The Mountain West, like just like every other Group of Five conference, has an extremely lopsided pair of divisions. The east division is jammed with Boise State, Colorado State and Wyoming. The west division is led by San Diego State and is hoping for a second bowl eligible team in Hawaii. The east could find a third post-season team, though, in UNLV.
The Rebels were gutted with injuries last season, losing nearly all of their playmakers for extended periods of time. Despite this, and having to start a cornerback at wide receiver, Nevada-Las Vegas maintained the same level of productiveness in 2016 as it had in 2015. If healthy, the Rebels offense can be a load to control in 2017.

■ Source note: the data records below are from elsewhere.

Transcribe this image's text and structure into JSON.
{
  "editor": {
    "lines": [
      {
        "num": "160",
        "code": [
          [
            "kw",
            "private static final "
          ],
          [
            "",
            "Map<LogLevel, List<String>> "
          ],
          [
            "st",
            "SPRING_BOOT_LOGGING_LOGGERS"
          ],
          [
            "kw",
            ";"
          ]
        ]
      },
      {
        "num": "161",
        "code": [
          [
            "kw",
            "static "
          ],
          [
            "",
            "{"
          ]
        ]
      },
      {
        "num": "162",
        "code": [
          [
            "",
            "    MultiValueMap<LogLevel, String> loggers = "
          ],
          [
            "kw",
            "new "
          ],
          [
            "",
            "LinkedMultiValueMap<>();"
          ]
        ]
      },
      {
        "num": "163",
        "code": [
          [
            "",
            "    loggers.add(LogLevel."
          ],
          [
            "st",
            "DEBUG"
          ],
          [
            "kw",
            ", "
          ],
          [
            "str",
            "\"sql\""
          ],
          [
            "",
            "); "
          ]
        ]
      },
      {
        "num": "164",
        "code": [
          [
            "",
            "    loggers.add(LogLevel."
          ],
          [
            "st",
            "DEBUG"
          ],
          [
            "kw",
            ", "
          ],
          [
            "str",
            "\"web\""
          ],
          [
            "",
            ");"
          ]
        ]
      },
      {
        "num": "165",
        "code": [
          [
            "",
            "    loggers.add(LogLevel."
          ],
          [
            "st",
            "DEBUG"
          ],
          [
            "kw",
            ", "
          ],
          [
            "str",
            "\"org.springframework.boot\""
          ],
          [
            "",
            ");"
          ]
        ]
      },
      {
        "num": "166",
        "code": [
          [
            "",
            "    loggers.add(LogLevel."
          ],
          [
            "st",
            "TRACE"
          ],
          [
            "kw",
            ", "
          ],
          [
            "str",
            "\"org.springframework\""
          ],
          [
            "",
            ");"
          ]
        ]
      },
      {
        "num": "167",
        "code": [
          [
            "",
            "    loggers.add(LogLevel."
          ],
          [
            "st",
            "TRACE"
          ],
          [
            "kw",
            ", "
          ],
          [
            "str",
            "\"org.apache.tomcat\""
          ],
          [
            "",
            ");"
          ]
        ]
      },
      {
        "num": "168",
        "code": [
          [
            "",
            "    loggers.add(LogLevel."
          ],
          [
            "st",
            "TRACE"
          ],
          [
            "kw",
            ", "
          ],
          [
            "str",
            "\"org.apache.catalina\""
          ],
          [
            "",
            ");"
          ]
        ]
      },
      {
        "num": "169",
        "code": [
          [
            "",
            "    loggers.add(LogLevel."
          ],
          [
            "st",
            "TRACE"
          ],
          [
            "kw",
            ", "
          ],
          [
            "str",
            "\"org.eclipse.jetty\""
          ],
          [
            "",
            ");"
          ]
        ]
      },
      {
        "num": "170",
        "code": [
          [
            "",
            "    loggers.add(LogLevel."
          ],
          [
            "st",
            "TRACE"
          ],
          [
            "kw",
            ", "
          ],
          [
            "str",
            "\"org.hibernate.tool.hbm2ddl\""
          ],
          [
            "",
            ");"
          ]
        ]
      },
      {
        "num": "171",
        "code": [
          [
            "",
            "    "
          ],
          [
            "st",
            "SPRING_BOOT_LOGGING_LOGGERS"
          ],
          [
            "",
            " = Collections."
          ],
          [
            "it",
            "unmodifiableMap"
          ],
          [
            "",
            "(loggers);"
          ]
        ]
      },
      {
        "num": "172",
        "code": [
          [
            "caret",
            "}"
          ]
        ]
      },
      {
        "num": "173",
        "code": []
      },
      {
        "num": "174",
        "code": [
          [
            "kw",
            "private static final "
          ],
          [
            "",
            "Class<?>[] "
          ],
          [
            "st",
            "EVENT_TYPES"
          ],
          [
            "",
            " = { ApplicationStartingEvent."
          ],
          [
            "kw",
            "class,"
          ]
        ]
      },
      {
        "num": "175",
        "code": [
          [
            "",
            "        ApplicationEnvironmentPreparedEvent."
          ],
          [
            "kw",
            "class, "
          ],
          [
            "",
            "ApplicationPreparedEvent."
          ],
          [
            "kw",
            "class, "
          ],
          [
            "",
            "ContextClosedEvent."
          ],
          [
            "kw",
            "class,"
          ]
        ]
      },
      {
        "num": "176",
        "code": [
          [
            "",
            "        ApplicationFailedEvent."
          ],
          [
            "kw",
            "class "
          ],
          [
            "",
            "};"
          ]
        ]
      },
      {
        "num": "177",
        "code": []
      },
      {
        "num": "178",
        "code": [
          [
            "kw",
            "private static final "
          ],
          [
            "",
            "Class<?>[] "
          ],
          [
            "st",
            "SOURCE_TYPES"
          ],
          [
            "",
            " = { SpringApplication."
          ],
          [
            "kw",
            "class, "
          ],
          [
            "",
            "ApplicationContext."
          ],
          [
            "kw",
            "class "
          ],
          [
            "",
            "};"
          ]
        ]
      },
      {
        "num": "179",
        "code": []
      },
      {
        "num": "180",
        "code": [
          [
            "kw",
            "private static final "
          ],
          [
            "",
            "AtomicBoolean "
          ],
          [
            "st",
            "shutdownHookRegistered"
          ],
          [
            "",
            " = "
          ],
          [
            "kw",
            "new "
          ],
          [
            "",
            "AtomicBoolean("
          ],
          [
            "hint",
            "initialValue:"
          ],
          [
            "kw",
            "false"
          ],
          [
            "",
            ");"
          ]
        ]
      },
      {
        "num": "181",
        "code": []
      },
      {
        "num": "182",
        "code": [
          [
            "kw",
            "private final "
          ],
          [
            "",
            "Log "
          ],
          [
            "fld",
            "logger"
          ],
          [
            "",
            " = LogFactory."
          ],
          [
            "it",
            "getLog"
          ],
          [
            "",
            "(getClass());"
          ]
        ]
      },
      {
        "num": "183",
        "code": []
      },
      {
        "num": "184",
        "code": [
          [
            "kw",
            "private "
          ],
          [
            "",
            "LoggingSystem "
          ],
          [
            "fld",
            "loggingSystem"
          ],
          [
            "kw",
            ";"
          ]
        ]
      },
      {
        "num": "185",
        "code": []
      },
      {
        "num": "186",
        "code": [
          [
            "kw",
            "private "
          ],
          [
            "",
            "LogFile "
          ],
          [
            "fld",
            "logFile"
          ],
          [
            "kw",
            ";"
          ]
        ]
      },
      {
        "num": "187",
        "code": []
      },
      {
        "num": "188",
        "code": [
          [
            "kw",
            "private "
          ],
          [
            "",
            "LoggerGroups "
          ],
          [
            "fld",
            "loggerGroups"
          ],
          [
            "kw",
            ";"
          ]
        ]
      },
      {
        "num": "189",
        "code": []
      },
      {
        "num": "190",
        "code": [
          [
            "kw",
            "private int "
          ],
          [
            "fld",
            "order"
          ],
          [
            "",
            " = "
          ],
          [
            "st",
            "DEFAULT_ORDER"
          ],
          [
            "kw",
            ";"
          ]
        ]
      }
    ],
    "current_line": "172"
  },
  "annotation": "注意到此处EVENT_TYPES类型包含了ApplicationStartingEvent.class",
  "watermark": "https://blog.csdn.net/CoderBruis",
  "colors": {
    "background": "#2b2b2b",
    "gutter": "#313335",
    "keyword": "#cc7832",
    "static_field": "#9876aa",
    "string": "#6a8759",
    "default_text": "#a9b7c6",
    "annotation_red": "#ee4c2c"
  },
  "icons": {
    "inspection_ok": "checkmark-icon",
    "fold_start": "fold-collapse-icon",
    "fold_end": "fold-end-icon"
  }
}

UNLV used three quarterbacks last year but the man under center on week one will be one that has yet to throw a pass in a college game. Redshirt freshman Armani Rogers, a highly touted recruit in the 2016 class, will take over as the new starter.
His upside combined with the deepest wide receiver unit in the conference will be a handful. Receiver Devonte Boyd returns after logging 746 yards in 10 games last season. He’ll also have a talented stable of running backs behind him with an experienced offensive line in front.
While Rogers and the offense is oozing with potential, the defensive upside isn’t nearly as great. A chunk of the secondary must be replaced but former Syracuse safety Chauncey Scissum will add valuable leadership to the group. The front seven also took several big hits and will have a lot of new faces in the box this season.
The defense stayed relatively injury free and the result is the opposite of what happened to the offense. On the ball side, many underclassmen received bountiful experience and now bolster the returning veteran play makers. The Rebels will get in its fair share of shootouts this season but do have a favorable schedule.
All eyes will be on Appalachian State and Troy this year with Arkansas State expected to give both a run for their money once again. After those three, its tough to predict who makes up the middle tier. For the Sun Belt I have two sleeper teams. The first one I expect to reach at least six wins. The other is the Georgia State Panthers.
Shawn Elliot is taking over in Atlanta and has the excitement building around the program. As Georgia State moves into Turner Field, Elliot could have the most talented squad in Panther history. Quarterback Conner Manning returns under center and, while star receiver Robert Davis is now in the NFL, he will benefit from the return of 2015 star Penny Hart who had 1,099 yards as a freshman.
The Panthers used a handful of ball carriers last season in an effort to find some semblance of an efficient ground game. Elliot’s background as an offensive line coach, coupled with an experienced O-line, could lead to more production from the run game. Running back Kyler Neal showed flashes of potential in 2016 while Glenn Smith has great hands. Taz Bateman, another player who missed all of 2016, will also play a role.
The Panther defense is the best part of this team. The secondary is the best in the conference with Jerome Smith and Chandon Sullivan (18 passes defensed and three interceptions between the two) leading the way. Last year, Georgia State allowed just eight passing touchdowns while registering 11 interceptions.
The majority of the front seven returns, including lineman Mackendy Cheridor who had 6.5 tackles for loss and three sacks. While the Panthers were seventh in the conference in rushing defense, they did see more carries per game than any other team. They weren’t particularly hurt by this, as the Panthers were eighth in the Sun Belt in rushing yards allowed per contest in games won.
Georgia State could land anywhere between five and eight wins, that’s just the way of the Sun Belt. However, the Panthers will soon provide the conference with another competitive team and give the league a strong middle tier for the first time.